In his announcement on Thursday, Carter framed the move as a bid to gain “access to 100 percent” of the U.S. population in order to cultivate a stronger military for the nation.
With the ban on transgender service now gone the way of other discriminatory policies like Don’t Ask, Don’t Tell, the U.S. joins 18 other countries—among them Australia, New Zealand, Sweden, and Norway—that allow transgender troops to serve openly without negative repercussions.
A RAND Corp. study released Thursday estimates that lifting the ban will have a “minimal” impact on military readiness and budget. According to a press release that accompanied the study, between 1,320 and 6,630 transgender individuals currently comprise the active component of the U.S. military, a small fraction of the approximately 1.3 million total service members.
The transition will not be immediate, however. Carter’s statement indicated that the Defense Department will create a training handbook, medical protocols, and “guidance for changing a service member’s gender” by Oct. 1, per USA Today. “At this point, the services will be required to provide medically necessary care and treatment to transgender service members according to the medical protocol and guidance.”
In addition, as anonymous U.S. officials told the Associated Press:
people with gender dysphoria, a history of medical treatments associated with gender transition and those who have had reconstruction surgery may be disqualified as military recruits unless a medical provider certifies that they have been clinically stable in the preferred gender for 18 months, and are free of significant distress or impairment in social, occupational or other important areas. They also said transgender individuals receiving hormone therapy must have been stable on the medication for 18 months.
Mara Keisling, executive director of the National Center for Transgender Equality, praised the policy change in a statement emailed to Slate. “I commend the Pentagon’s action to replace an outdated and unscientific ban on transgender people in the military with sensible guidelines for transgender people to serve openly. Allowing anyone who is willing and able to serve to do so without lying about who they are is a sound policy that reflects American values.”
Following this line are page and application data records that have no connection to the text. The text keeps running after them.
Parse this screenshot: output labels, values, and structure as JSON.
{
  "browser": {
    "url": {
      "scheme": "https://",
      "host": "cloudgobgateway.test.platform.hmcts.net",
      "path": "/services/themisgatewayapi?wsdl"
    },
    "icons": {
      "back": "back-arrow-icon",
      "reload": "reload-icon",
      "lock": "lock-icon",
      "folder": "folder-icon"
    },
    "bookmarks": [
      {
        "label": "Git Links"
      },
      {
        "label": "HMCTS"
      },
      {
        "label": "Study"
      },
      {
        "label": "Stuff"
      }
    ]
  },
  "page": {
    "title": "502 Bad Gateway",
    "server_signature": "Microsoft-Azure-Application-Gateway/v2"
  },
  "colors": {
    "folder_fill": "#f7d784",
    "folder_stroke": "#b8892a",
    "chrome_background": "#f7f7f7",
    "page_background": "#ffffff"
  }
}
But she also cautioned against the 18-month waiting period for transgender individuals receiving hormone therapy. “We do have remaining concerns about an expected 18-month delay for individuals to join the military after a gender transition. This delay is substantially longer than individuals for comparable medical issues. We hope that this is a lingering piece of transgender exceptionalism that we expect will change as the military sees that it is simply an unnecessary barrier to getting the best talent.”